==== Data under study ====
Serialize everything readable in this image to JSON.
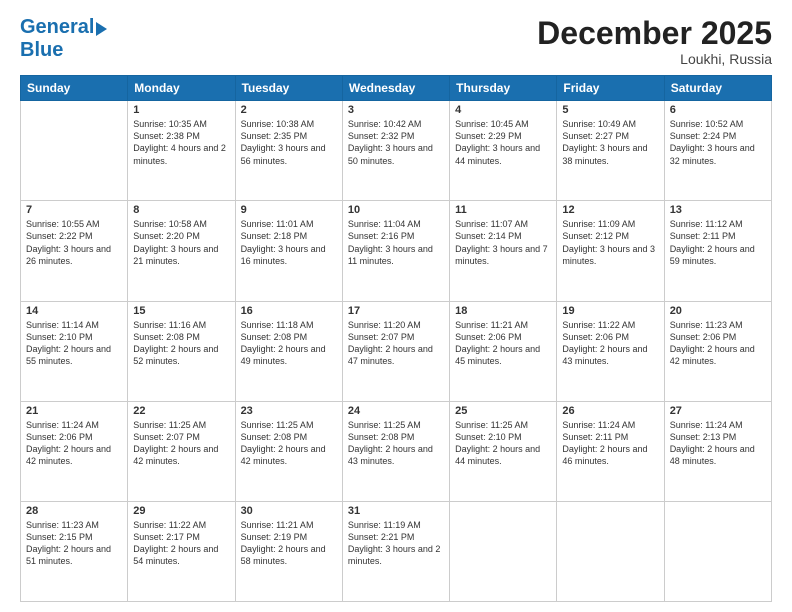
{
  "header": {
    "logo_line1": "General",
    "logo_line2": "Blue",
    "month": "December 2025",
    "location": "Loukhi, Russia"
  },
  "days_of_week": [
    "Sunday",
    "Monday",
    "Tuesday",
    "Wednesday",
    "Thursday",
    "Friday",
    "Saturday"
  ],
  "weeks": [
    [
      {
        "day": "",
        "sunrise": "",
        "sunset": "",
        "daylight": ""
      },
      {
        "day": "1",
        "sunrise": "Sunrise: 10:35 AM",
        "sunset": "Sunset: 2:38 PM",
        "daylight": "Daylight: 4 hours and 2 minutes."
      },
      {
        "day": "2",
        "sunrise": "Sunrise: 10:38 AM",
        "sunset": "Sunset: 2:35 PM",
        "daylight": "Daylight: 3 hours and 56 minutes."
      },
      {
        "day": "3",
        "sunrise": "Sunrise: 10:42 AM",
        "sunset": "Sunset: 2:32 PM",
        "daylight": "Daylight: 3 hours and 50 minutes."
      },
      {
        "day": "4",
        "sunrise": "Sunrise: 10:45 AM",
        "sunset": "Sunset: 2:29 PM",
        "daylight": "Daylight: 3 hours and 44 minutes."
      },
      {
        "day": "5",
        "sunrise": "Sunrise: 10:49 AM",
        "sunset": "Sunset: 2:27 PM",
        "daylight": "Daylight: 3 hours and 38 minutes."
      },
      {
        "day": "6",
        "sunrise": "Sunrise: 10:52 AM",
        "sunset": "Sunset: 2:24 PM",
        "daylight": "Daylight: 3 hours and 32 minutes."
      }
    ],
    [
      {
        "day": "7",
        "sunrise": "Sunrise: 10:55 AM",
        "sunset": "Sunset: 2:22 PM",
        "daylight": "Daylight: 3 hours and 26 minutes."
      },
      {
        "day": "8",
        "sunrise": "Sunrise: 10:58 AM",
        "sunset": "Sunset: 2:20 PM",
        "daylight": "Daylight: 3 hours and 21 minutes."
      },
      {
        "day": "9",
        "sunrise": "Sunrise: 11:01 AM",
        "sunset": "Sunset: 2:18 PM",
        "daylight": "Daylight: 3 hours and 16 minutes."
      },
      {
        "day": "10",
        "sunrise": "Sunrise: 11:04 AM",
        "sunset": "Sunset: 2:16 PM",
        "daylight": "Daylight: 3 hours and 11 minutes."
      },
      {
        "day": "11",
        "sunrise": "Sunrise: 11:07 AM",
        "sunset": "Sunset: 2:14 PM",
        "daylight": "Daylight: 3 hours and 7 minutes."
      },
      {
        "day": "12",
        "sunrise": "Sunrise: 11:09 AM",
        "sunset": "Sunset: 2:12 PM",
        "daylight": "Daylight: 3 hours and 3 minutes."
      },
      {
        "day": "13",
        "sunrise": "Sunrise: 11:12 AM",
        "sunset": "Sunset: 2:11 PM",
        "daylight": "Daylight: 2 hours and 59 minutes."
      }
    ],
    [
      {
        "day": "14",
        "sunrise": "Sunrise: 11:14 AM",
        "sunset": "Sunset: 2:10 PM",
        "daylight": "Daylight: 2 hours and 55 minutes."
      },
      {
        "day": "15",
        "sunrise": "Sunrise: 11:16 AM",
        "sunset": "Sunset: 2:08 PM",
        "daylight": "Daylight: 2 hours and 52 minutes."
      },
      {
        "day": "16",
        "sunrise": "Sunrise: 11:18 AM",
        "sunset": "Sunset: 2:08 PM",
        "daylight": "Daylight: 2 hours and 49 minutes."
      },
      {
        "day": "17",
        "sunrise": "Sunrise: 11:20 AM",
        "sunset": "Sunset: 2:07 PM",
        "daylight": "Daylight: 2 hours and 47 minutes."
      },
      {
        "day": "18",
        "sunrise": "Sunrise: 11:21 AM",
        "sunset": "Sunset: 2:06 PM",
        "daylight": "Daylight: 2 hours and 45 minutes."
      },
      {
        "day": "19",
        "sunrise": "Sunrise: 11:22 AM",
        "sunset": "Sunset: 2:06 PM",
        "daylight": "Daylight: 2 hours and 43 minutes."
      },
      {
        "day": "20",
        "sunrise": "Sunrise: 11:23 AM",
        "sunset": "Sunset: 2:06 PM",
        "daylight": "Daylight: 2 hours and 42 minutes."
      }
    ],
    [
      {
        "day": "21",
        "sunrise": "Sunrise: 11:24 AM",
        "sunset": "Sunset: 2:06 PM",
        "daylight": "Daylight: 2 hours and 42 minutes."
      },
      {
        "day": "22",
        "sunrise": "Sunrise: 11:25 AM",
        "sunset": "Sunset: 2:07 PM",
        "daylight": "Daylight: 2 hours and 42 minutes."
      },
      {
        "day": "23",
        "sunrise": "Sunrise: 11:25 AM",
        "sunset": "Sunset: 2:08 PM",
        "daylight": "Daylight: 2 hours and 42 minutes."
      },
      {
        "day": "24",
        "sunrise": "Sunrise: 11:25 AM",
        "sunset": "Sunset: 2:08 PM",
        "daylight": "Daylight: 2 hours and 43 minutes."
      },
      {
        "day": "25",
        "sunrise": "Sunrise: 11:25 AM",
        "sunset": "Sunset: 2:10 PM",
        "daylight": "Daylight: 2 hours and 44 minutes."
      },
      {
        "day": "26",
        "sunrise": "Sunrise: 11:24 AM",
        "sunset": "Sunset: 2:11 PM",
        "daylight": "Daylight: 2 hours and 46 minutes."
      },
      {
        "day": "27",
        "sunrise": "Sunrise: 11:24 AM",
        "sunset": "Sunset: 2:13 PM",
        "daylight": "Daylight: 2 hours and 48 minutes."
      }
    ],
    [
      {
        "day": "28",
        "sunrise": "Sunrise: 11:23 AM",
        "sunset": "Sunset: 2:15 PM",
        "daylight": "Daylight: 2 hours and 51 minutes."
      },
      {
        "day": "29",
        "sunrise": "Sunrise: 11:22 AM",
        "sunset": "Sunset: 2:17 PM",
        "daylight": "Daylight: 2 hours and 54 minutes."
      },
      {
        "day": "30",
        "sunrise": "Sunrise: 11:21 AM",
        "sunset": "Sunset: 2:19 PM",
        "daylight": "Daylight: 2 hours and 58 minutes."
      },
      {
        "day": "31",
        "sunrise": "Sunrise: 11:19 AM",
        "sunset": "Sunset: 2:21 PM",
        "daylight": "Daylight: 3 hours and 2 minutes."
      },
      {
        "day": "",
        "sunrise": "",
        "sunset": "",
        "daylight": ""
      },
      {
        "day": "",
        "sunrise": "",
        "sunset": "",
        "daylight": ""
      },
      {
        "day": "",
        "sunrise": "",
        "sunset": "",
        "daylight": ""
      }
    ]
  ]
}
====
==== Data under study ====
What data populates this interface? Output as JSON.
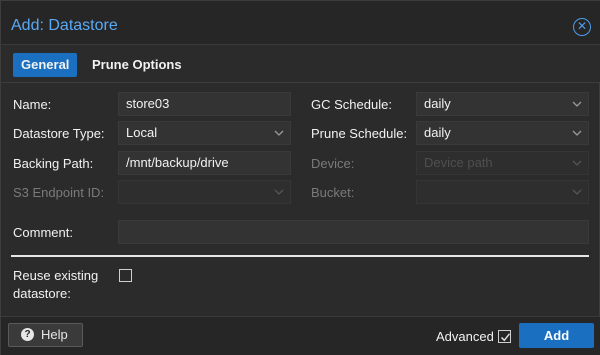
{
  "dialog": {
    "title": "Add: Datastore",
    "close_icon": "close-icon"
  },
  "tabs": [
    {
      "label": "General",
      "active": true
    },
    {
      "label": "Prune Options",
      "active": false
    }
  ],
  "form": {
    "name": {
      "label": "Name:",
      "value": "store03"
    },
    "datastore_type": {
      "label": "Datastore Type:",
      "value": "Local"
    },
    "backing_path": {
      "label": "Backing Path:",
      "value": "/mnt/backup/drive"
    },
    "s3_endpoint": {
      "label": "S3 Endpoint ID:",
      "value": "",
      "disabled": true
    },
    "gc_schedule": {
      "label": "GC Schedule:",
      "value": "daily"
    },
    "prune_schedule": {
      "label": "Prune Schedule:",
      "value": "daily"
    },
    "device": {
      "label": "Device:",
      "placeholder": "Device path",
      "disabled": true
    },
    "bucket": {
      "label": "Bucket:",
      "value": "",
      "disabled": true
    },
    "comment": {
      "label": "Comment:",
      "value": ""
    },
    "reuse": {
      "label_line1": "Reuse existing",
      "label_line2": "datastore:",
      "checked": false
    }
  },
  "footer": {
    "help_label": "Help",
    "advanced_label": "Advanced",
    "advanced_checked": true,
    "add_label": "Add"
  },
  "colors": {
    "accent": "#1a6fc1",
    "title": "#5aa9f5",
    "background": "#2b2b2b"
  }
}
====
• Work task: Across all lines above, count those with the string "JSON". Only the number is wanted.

• Output of the task: 2